Dax Shepard has loved cars since he was a kid. Now he gets to race and crash them as the director, writer and star of CHIPS, the new movie that teams him with Michael Peña in a rousing reprise of the vintage TV series. Leonard and Jessie go into high gear with the star of TV’s Parenthood—and creator of the unappreciated feature Hit and Run—in this entertaining episode.
The eloquent Nick Offerman leaves his much-loved Ron Swanson character behind as he costars with Sam Elliott in the new movie The Hero. Leonard and Jessie interview him and writer-director Brett Haley at South by Southwest in Austin, Texas, where the film debuted. A live audience didn’t let a steady downpour of rain dampen their enthusiasm.
Edgar Wright is the ultimate fanboy-turned-filmmaker. He has parlayed his love and knowledge into a thriving career, from Shaun of the Dead to Scott Pilgrim and The World’s End, with Baby Driver on its way to theaters soon (after a sneak preview at South by Southwest). He’s as articulate as he is passionate, and shares his enthusiasm for movies with Leonard and Jessie.
Listen up! When Quincy Jones speaks he may be imparting Yoda-like wisdom or talking about his collaborations with Steven Spielberg, Frank Sinatra, Michael Jackson, or Hal Ashby, to name just a few. His film credits range from The Pawnbroker and In Cold Blood to The Color Purple and the must-see documentary Keep on Keepin’ On. As a musician, arranger, film composer, and entrepreneur he is without peer, and arguably the coolest guy on the planet. Leonard and Jessie are clearly in awe.
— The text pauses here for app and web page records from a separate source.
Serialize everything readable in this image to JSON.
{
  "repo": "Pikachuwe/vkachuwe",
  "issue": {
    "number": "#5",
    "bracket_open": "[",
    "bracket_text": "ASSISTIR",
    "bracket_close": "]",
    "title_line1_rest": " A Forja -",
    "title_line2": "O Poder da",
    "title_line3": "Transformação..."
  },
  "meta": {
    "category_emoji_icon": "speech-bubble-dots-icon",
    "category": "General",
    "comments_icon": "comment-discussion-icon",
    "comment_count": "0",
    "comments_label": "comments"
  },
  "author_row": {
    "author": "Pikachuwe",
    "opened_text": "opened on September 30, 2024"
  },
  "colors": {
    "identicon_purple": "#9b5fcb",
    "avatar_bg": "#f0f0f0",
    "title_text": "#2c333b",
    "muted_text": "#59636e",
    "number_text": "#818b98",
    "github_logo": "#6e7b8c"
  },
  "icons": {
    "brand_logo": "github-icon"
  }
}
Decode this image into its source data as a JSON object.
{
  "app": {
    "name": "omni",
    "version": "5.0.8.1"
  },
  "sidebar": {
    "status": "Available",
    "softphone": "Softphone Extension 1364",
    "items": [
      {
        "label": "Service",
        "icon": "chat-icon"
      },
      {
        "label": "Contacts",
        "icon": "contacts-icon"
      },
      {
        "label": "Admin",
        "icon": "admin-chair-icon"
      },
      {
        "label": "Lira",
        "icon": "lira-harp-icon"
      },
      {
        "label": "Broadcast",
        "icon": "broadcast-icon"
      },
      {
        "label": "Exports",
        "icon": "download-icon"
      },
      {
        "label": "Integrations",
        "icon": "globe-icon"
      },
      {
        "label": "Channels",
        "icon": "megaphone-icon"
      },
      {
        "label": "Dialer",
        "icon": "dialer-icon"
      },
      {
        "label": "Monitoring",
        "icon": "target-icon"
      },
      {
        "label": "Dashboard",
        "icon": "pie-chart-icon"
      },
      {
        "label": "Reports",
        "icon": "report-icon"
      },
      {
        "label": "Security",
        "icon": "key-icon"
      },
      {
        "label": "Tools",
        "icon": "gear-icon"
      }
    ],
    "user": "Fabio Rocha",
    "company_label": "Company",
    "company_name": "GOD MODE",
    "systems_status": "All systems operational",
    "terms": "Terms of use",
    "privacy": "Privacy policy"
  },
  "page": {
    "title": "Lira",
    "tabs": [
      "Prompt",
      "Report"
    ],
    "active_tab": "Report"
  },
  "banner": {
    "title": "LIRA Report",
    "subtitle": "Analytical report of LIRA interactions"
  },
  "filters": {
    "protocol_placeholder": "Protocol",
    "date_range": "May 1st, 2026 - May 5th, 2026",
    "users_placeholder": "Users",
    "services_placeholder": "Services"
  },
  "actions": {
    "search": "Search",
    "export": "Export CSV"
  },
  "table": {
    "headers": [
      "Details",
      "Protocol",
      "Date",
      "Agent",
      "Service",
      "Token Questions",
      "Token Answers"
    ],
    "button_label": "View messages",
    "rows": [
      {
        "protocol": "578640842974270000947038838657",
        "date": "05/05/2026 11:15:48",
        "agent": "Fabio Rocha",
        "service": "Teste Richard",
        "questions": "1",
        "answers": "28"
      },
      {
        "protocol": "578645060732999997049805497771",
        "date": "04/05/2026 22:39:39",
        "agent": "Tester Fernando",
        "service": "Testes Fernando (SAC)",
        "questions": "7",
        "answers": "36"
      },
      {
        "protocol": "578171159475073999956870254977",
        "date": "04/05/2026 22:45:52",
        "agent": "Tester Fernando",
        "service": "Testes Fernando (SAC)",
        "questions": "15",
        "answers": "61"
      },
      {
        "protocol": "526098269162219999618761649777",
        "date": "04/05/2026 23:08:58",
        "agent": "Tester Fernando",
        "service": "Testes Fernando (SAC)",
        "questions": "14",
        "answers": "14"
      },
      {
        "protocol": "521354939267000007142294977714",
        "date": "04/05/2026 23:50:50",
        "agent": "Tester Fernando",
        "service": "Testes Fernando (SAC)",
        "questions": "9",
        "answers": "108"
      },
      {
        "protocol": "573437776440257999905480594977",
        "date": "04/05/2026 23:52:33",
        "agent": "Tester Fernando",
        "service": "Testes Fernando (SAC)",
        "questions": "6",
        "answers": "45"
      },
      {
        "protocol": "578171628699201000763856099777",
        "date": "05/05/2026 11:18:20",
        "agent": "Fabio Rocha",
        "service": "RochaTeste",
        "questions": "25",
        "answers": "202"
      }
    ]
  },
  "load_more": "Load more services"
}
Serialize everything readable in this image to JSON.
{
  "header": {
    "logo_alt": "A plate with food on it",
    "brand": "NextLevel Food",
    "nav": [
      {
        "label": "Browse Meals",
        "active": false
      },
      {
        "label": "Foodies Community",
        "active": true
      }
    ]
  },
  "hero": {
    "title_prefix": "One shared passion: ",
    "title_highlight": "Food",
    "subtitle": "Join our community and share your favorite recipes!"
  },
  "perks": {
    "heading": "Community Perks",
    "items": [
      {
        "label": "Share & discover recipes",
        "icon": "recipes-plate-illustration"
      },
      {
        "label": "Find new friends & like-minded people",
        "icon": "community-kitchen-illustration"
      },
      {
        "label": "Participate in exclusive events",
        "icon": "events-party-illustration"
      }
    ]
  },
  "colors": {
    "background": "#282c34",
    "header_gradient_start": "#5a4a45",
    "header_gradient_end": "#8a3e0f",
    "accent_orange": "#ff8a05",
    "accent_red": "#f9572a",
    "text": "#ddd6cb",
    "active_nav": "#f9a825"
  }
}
From her amazing debut in Peter Jackson’s Heavenly Creatures to her long run on the TV sitcom Two and a Half Men, Melanie Lynskey has created unforgettable characters. Her latest is in the Sundance Grand Jury prize-winner I Don’t Feel At Home In This World Anymore, which debuts today on Netflix. Leonard and Jessie discover that Melanie is as engaging in person as she’s always been onscreen…and you’ll hear the Kiwi accent she’s so good at disguising.
You know his face from 30 Rock and Veep, among countless other TV shows and movies. You may also know him as the voice of Baymax from Big Hero 6. Now meet Second City graduate Scott Adsit, improv actor supreme and longtime movie buff. Leonard and Jessie learn about his career and his long association with animation, as voice actor and producer, in this interesting chat.
You’ve seen her on Fandango, Screen Junkies, and the new Filmstruck channel. Alicia Malone is a savvy film lover who came to L.A. from her native Australia and wound up with a full agenda of dream jobs talking about movies. Leonard and Jessie learn how her father introduced her to classic films and set her on this rewarding path.
Leonard and Jessie asked you—our listeners—what films you consider to be classics. That’s the springboard for this week’s conversation about films that have stood the test of time, from the 1930s and 40s and even the 1980s. Everyone’s list is personal, of course. See how many you’d put on your list of all-time classics.
Oscar season is in full swing, so Leonard and Jessie weigh in on this year’s nominees. They also discuss (and recommend) a number of films and performances that were overlooked. We think you’ll come away with at least a few movie tips you’ll want to check out.